The trouble is, said Greg Stauffer, the state's associate commissioner for finance and facilities, as the economy sours, it's not only the state appropriations that go into a tailspin, but financial aid options for students, overall family and individual incomes and federal research dollars and private donations, leaving higher education institutions running on the bare minimum.
"The economic environment clearly has a significant impact on the situation we're in," Stauffer said. "But then again, higher education clearly is the way out of a negative economy."
Higher education can provide a great dividend in the long term, both to the state and to individuals who make it through graduation. Utah's support for its schools already is below the national average.
"Our institutions are complex financial organizations," said Paul Morris, assistant commissioner of budget and planning. He likened colleges and universities to miniature communities, responsible to provide education, but also housing, stores carrying supplies, activities for the community to participate in and food. "To pull all this off, we count on a lot of revenue sources," he said.
The biggest revenue source for Utah schools is the state, in the form of sales and income tax allocated from the Education Fund. But schools also rely on tuition and fees from students.
It all adds up to more than a billion dollars.
With more than 13,000 employees relying on that revenue to pay their own bills, "it takes a lot of support to run an institution," Morris said.
The ongoing cuts, which officials are estimating will continue at 17 percent, are a "hard reality" to face, Morris said. Increased enrollments set up the system for a perfect storm, one that if not handled correctly, could mean decreased efficiencies at Utah institutions.
"We hope at some point we get some funding to help with it all," Morris said.
Included in the operating budget request summary is what Commissioner of Higher Education William Sederburg is calling "mission-based funding," or "an incentive for institutions to fulfill their missions with quality," he said.
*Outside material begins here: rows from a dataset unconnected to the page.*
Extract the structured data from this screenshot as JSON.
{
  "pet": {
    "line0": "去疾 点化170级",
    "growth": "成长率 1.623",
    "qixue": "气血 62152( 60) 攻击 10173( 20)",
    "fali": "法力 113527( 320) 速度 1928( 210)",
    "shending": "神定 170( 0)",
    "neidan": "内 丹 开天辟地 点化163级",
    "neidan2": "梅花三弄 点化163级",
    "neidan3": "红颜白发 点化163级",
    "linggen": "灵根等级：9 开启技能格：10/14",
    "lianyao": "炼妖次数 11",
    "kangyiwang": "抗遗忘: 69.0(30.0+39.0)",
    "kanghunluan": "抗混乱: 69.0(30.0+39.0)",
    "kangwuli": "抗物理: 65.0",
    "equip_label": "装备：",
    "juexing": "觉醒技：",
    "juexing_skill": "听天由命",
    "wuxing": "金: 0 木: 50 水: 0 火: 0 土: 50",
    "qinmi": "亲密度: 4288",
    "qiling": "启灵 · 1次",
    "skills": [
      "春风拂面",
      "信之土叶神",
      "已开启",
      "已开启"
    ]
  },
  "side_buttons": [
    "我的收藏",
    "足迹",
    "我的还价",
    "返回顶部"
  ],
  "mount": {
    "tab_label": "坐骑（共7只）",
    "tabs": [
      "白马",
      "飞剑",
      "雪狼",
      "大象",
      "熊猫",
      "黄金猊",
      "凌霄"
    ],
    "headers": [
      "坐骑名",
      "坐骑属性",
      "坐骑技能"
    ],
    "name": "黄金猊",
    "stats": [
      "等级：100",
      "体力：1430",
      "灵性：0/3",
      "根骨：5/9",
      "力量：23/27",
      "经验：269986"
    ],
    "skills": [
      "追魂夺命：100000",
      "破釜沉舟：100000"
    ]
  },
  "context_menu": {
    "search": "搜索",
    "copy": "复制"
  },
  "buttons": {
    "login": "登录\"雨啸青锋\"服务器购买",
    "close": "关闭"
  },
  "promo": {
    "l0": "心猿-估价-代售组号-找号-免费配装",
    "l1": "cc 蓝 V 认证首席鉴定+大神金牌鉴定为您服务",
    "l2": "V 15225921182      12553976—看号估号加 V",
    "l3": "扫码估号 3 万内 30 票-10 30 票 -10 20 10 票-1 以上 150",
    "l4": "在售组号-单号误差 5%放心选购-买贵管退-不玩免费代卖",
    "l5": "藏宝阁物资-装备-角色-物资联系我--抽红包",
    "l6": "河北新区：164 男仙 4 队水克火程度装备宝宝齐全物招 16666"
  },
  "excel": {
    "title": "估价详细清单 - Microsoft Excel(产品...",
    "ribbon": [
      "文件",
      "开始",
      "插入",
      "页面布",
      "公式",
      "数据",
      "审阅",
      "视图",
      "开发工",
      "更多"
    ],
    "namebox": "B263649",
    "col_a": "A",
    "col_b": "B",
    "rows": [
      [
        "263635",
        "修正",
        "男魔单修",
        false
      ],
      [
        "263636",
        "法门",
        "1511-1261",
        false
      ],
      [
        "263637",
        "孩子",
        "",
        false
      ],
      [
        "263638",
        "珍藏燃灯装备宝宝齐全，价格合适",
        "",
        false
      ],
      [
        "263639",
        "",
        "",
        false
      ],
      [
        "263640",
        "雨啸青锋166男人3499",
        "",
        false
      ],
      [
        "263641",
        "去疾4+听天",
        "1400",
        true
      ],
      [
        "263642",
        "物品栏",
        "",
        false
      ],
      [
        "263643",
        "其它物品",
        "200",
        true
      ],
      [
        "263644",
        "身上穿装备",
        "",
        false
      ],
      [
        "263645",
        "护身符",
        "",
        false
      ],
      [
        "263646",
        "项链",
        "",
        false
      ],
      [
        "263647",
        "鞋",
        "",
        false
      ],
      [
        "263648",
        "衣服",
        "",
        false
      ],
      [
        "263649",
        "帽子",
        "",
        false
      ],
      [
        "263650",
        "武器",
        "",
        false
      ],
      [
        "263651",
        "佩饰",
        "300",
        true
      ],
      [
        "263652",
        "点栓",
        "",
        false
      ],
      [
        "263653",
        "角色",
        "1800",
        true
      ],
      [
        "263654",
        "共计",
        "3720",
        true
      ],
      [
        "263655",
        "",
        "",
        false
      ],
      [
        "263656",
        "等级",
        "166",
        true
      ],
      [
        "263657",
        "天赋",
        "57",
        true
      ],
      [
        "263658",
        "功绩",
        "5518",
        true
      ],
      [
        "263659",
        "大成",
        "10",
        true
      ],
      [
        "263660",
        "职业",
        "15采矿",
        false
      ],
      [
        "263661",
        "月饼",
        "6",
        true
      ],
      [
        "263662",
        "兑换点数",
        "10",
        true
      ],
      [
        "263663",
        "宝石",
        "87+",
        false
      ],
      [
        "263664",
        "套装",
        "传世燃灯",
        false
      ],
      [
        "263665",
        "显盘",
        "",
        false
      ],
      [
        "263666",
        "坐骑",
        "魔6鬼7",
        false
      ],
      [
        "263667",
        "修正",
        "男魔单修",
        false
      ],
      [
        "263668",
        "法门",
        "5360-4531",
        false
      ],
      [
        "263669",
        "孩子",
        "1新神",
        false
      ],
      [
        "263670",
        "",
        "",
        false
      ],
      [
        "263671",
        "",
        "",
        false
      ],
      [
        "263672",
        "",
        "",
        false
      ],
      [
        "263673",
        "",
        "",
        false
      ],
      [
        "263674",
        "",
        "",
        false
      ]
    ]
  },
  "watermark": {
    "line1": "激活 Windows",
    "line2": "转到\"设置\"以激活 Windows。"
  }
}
The $30 million request is a new take on what some other states are doing to be accountable for what they say they intend to do. For some schools, it would mean turning out research, others degrees, and for others, further development of programming.
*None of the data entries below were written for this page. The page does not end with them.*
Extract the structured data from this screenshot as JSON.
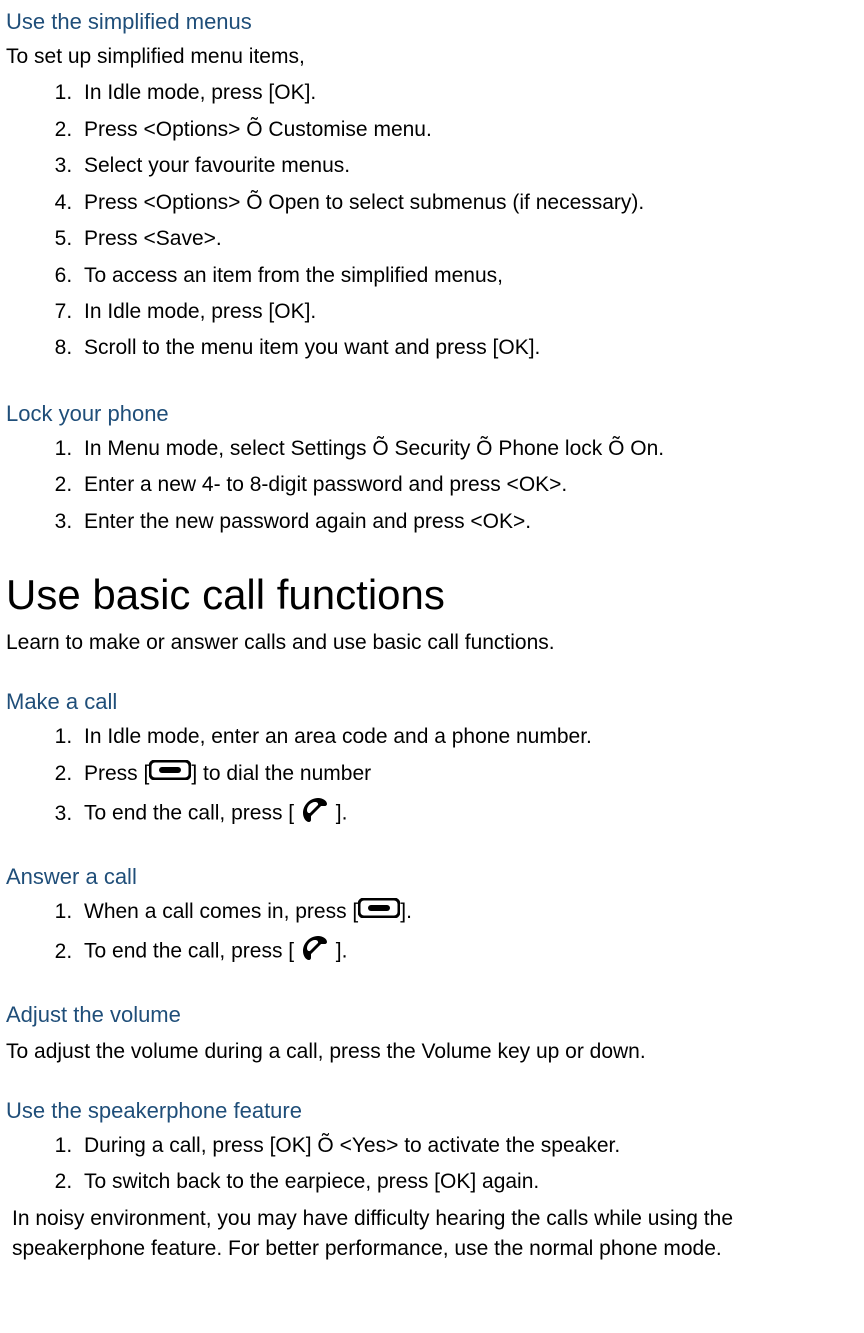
{
  "sec1": {
    "title": "Use the simplified menus",
    "intro": "To set up simplified menu items,",
    "steps": [
      "In Idle mode, press [OK].",
      "Press <Options> Õ Customise menu.",
      "Select your favourite menus.",
      "Press <Options> Õ Open to select submenus (if necessary).",
      "Press <Save>.",
      "To access an item from the simplified menus,",
      "In Idle mode, press [OK].",
      "Scroll to the menu item you want and press [OK]."
    ]
  },
  "sec2": {
    "title": "Lock your phone",
    "steps": [
      "In Menu mode, select Settings Õ Security Õ Phone lock Õ On.",
      "Enter a new 4- to 8-digit password and press <OK>.",
      "Enter the new password again and press <OK>."
    ]
  },
  "sec3": {
    "title": "Use basic call functions",
    "intro": "Learn to make or answer calls and use basic call functions."
  },
  "sec4": {
    "title": "Make a call",
    "step1": "In Idle mode, enter an area code and a phone number.",
    "step2a": "Press [",
    "step2b": "] to dial the number",
    "step3a": "To end the call, press [ ",
    "step3b": " ]."
  },
  "sec5": {
    "title": "Answer a call",
    "step1a": "When a call comes in, press [",
    "step1b": "].",
    "step2a": "To end the call, press [ ",
    "step2b": " ]."
  },
  "sec6": {
    "title": "Adjust the volume",
    "text": "To adjust the volume during a call, press the Volume key up or down."
  },
  "sec7": {
    "title": "Use the speakerphone feature",
    "step1": "During a call, press [OK] Õ <Yes> to activate the speaker.",
    "step2": "To switch back to the earpiece, press [OK] again.",
    "note": "In noisy environment, you may have difficulty hearing the calls while using the speakerphone feature. For better performance, use the normal phone mode."
  }
}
The details, Sederburg said, must still be worked out, but he asked regents for a "conceptual blessing," with a hope that a full agreement could be worked out in a couple of years.
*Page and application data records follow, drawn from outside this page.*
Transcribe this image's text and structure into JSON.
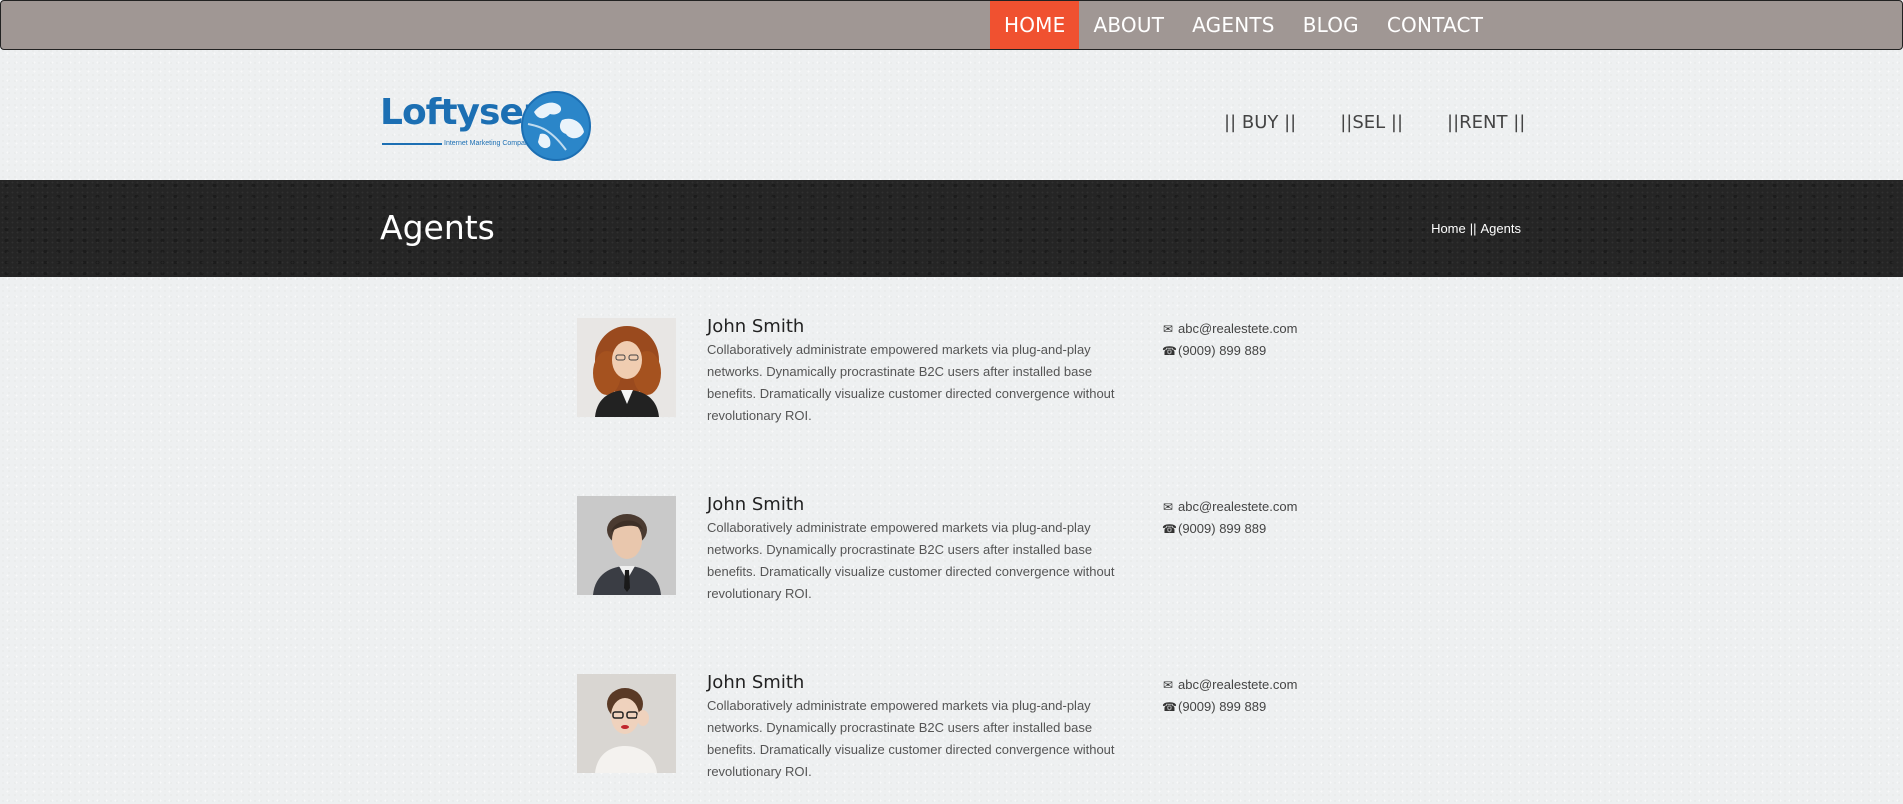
{
  "topnav": {
    "items": [
      {
        "label": "HOME",
        "active": true
      },
      {
        "label": "ABOUT",
        "active": false
      },
      {
        "label": "AGENTS",
        "active": false
      },
      {
        "label": "BLOG",
        "active": false
      },
      {
        "label": "CONTACT",
        "active": false
      }
    ],
    "accent_color": "#f05130",
    "bar_color": "#a09794"
  },
  "header": {
    "logo_text": "Loftyserp",
    "logo_tagline": "Internet Marketing Company",
    "subnav": [
      "|| BUY ||",
      "||SEL ||",
      "||RENT ||"
    ]
  },
  "titlebar": {
    "title": "Agents",
    "breadcrumb": {
      "home": "Home",
      "separator": "||",
      "current": "Agents"
    }
  },
  "agents": [
    {
      "name": "John Smith",
      "bio": "Collaboratively administrate empowered markets via plug-and-play networks. Dynamically procrastinate B2C users after installed base benefits. Dramatically visualize customer directed convergence without revolutionary ROI.",
      "email": "abc@realestete.com",
      "phone": "(9009) 899 889",
      "photo_icon": "agent-photo-woman-curly-hair"
    },
    {
      "name": "John Smith",
      "bio": "Collaboratively administrate empowered markets via plug-and-play networks. Dynamically procrastinate B2C users after installed base benefits. Dramatically visualize customer directed convergence without revolutionary ROI.",
      "email": "abc@realestete.com",
      "phone": "(9009) 899 889",
      "photo_icon": "agent-photo-man-suit"
    },
    {
      "name": "John Smith",
      "bio": "Collaboratively administrate empowered markets via plug-and-play networks. Dynamically procrastinate B2C users after installed base benefits. Dramatically visualize customer directed convergence without revolutionary ROI.",
      "email": "abc@realestete.com",
      "phone": "(9009) 899 889",
      "photo_icon": "agent-photo-woman-glasses"
    }
  ],
  "icons": {
    "email": "envelope-icon",
    "phone": "phone-icon"
  }
}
Other items in the budget increase include mandatory utility rate increases, full funding for various scholarship and scholars programs offered by the Utah System of Higher Education, as well as money for the Engineering Initiative and various institutional priorities.
Regents also approved a list of their top-11 capital development priorities, which if accomplished, would cost $320 million. Rarely are all the building requests approved by the Legislature, but this year's projects, all highly prioritized by individual institution presidents, would generate nearly a million new square feet of building space, in the form of classrooms, labs, new infrastructure and remodeled student commons areas.